_Work order_.
Your answer must be every line of the data that holds the string "What".

_Supplied material_.
---+---

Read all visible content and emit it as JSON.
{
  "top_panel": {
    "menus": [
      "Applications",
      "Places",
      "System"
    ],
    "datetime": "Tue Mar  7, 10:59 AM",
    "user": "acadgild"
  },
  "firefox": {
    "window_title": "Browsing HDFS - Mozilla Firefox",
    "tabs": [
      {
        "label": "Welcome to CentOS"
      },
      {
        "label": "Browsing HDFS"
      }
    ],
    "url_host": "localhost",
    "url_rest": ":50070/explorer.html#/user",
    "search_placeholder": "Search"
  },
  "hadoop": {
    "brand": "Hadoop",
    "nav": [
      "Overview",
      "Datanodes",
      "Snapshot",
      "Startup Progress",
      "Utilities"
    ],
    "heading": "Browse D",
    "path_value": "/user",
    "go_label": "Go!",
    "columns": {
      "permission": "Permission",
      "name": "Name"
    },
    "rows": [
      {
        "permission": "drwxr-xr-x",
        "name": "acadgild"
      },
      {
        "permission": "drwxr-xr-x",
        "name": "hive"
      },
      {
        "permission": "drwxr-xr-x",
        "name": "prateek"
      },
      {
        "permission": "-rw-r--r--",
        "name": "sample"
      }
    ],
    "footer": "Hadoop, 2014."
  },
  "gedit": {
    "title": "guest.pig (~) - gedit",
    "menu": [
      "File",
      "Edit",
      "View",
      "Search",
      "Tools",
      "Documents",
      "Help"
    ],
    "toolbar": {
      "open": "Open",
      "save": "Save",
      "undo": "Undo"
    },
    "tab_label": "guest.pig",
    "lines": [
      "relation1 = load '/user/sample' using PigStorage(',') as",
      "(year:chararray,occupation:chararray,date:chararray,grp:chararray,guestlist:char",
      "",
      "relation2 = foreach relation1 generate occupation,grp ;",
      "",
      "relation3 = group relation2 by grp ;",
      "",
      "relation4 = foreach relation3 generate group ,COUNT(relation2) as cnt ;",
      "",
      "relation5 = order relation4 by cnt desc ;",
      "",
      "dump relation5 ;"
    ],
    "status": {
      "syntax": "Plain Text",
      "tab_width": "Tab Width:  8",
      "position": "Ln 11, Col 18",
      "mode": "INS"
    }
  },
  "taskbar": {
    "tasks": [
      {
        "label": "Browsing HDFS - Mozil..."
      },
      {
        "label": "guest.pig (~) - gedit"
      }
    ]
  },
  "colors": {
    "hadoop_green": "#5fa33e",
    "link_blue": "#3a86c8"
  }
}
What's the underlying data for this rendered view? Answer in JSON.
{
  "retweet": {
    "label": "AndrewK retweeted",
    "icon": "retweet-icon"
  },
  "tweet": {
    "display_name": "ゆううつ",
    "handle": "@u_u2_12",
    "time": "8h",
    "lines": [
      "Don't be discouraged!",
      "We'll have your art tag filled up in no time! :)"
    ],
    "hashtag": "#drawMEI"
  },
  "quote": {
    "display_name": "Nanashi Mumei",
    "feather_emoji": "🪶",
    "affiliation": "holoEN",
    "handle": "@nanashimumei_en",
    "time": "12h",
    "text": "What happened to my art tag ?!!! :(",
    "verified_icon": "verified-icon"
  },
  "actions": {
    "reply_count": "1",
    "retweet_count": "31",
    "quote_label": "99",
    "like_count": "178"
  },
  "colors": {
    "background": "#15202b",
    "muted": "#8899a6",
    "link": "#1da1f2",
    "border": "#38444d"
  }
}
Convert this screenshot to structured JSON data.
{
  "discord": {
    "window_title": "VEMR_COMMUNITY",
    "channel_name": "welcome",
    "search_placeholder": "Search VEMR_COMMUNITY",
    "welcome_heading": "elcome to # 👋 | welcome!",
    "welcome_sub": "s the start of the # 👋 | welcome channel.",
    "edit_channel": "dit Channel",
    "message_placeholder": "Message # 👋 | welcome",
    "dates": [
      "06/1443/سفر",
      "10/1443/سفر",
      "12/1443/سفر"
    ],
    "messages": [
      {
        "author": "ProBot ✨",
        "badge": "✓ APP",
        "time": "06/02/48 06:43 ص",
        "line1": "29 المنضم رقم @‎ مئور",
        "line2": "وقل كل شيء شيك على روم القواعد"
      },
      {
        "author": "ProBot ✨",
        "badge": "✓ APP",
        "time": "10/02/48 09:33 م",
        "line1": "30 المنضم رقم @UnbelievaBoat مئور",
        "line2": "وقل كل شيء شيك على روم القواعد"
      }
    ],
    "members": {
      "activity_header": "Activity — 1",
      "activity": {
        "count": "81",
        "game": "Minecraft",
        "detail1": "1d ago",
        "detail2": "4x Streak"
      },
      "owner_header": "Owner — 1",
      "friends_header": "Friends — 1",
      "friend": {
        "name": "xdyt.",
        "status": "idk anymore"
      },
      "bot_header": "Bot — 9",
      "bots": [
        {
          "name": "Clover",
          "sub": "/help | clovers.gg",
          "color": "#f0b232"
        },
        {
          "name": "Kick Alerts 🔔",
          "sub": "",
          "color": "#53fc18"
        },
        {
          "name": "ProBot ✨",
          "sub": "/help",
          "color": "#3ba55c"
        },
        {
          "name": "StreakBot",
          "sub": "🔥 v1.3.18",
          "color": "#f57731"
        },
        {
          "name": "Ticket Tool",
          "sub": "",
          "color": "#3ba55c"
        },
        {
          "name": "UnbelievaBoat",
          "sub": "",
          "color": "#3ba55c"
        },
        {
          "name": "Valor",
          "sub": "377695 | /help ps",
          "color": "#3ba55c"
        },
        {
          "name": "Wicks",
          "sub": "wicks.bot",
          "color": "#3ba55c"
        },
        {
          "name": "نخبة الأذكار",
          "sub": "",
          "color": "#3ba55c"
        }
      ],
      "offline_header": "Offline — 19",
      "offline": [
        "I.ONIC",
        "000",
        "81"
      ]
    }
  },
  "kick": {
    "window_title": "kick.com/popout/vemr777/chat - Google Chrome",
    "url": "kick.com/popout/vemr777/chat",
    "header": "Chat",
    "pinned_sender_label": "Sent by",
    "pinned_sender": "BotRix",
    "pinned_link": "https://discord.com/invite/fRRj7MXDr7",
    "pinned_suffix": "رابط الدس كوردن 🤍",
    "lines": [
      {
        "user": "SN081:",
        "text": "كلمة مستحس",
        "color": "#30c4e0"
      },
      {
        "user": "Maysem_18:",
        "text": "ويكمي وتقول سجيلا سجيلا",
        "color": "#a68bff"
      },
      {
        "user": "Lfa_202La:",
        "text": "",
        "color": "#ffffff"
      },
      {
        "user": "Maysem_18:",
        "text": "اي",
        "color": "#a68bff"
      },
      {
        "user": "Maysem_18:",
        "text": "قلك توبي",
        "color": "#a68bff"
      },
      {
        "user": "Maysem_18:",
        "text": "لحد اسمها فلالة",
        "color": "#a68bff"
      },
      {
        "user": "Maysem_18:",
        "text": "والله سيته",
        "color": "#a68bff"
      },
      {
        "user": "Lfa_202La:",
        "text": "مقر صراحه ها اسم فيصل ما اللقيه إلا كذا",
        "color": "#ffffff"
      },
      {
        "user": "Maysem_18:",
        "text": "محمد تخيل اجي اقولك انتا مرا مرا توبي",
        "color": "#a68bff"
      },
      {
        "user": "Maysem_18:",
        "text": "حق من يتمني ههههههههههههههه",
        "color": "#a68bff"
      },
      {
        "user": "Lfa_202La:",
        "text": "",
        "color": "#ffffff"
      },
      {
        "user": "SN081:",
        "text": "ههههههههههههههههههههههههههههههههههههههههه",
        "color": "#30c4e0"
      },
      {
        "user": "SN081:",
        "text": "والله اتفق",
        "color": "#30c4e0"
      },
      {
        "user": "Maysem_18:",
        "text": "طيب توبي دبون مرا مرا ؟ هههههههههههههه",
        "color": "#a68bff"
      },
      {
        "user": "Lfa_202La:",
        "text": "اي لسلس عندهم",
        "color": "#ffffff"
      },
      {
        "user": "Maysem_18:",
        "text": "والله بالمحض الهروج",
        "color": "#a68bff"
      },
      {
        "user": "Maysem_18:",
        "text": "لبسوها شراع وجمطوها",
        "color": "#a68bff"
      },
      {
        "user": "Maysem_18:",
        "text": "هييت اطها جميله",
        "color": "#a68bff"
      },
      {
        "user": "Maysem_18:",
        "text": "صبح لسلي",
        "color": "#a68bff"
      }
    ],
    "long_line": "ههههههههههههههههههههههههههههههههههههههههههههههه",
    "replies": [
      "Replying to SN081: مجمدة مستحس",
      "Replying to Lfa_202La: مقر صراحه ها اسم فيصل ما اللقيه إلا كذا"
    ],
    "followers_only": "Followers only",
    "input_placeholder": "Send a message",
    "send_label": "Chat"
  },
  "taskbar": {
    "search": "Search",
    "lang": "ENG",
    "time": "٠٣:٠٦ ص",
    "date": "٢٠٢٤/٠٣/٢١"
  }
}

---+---

_Solution_.
What's the underlying data for this rendered view? Answer in JSON.
    "text": "What happened to my art tag ?!!! :(",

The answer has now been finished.